Elizabeth Wellington | (TNS) The Philadelphia Investigator
On the outside, Michelle Obama has it all – perfect hair, fantastic clothes, a megawatt smile, lucrative book deals, handsome kids, and a thoughtful husband.
But sometimes she feels confused, scared and uncertain about her future. A global pandemic, a nation riven by racial inequality, a riot in the Capitol, and the looming end of women’s reproductive rights are throwing even the former First Lady off balance.
In her second book, The Light We Carry: Overcoming in Uncertain Times, Obama shares techniques for overcoming periods of anxiety.
I find Obama’s self-help messages particularly relatable because our backgrounds are so similar. We both grew up with parents and grandparents who experienced racism but still pushed their children to excel. She talks to women who try to please our families, fit in at work, and yes, are obsessive list-makers. She gives perspective to those who fear failure or worry that staying true to who you are — like wearing pigtails in the White House — might be risky, our jobs, our relationships, and the respect we hold so dear have worked hard.
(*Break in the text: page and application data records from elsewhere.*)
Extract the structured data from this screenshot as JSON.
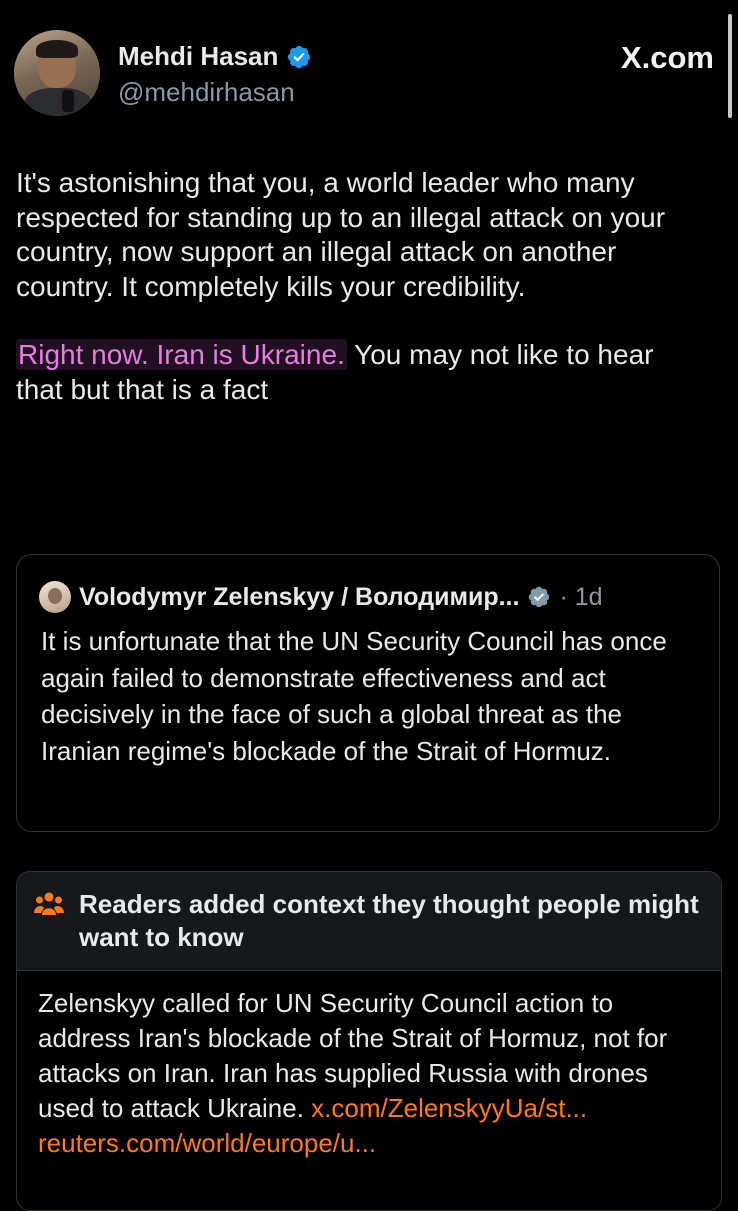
{
  "header": {
    "name": "Mehdi Hasan",
    "handle": "@mehdirhasan",
    "source": "X.com"
  },
  "post": {
    "paragraph_1": "It's astonishing that you, a world leader who many respected for standing up to an illegal attack on your country, now support an illegal attack on another country. It completely kills your credibility.",
    "highlight": "Right now. Iran is Ukraine.",
    "paragraph_2_rest": " You may not like to hear that but that is a fact"
  },
  "quote": {
    "name": "Volodymyr Zelenskyy / Володимир...",
    "time": "· 1d",
    "text": "It is unfortunate that the UN Security Council has once again failed to demonstrate effectiveness and act decisively in the face of such a global threat as the Iranian regime's blockade of the Strait of Hormuz."
  },
  "note": {
    "title": "Readers added context they thought people might want to know",
    "body": "Zelenskyy called for UN Security Council action to address Iran's blockade of the Strait of Hormuz, not for attacks on Iran. Iran has supplied Russia with drones used to attack Ukraine.",
    "link_1": "x.com/ZelenskyyUa/st...",
    "link_2": "reuters.com/world/europe/u..."
  },
  "colors": {
    "background": "#000000",
    "text": "#e7e9ea",
    "muted": "#8b98a5",
    "highlight": "#ea7ae6",
    "verified": "#1d9bf0",
    "link": "#ff7a1a"
  },
  "icons": [
    "verified-icon",
    "community-notes-icon"
  ]
}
In “The Light We Carry,” Obama shares ideas on how to quell what makes our stomachs turn and how to move forward. She’s like a big sister whispering in my ear, “You’re enough.” And I believe her.
Here are a few gems I took from The Light We Carry.
Claim small victories
During the pandemic, Obama learned to knit. She felt fulfilled with every hat, scarf and pair of socks she completed. Her mind settled and her confidence grew. “I understand that sometimes the big things are easier to handle when you intentionally put something small next to them,” Obama wrote.
Practice to overcome fear
If you’re not prepared, “your anxious mind tries to grab the wheel and change course,” Obama writes. Obama suggests making time for work so you have well-developed skills to fall back on when it’s time to shine. Being prepared, she writes, means overcoming those fears. “The more you practice, the better you get at it. Every jump I took just made the next jump easier.”
I feel jittery and gross when I’ve spent too many days on appointments without taking the time to walk, load the dishwasher, or go swimming. “I’ve learned to recognize and appreciate balance,” writes Obama, “notice the moments when I feel most stable, focused, and clear-headed, and think analytically about what helped me get to that place.” .”
Express your needs
If we don’t express our hopes and dreams, we are cheating ourselves to get what we need and want—whether it’s starting a business or starting a family. “It’s about learning to protect your flame without hiding its light,” Obama writes. “The challenge of living great life is finding ways to protect your dreams and drive, stay tough without being overly cautious, stay agile and open to growth, and allow others to do it for you to see how you are.”
Always go up
When Obama delivered her famous “When they go low, we go high” speech at the 2016 Democratic National Convention in Philadelphia, she was weary after nearly eight years of seeing her husband’s work undermined and his character vilified. But instead of engaging in silly rebellions with her opponents, she ignored the drama. “Going high,” she writes, “means resisting the temptation to engage in shallow anger and caustic contempt rather than figuring out how to respond in a clear voice to whatever is shallow and caustic around you.” She said , it is an obligation to show your children, your friends and your community what it is like to live and work with dignity.
So should you always aim high?
“Yes,” writes Obama, “always yes.”
https://www.ocregister.com/2022/12/02/michelle-obama-shares-ways-to-get-through-uncertainty-in-the-light-we-carry/ Michelle Obama shares how to overcome uncertainty in The Light We Carry – Orange County Register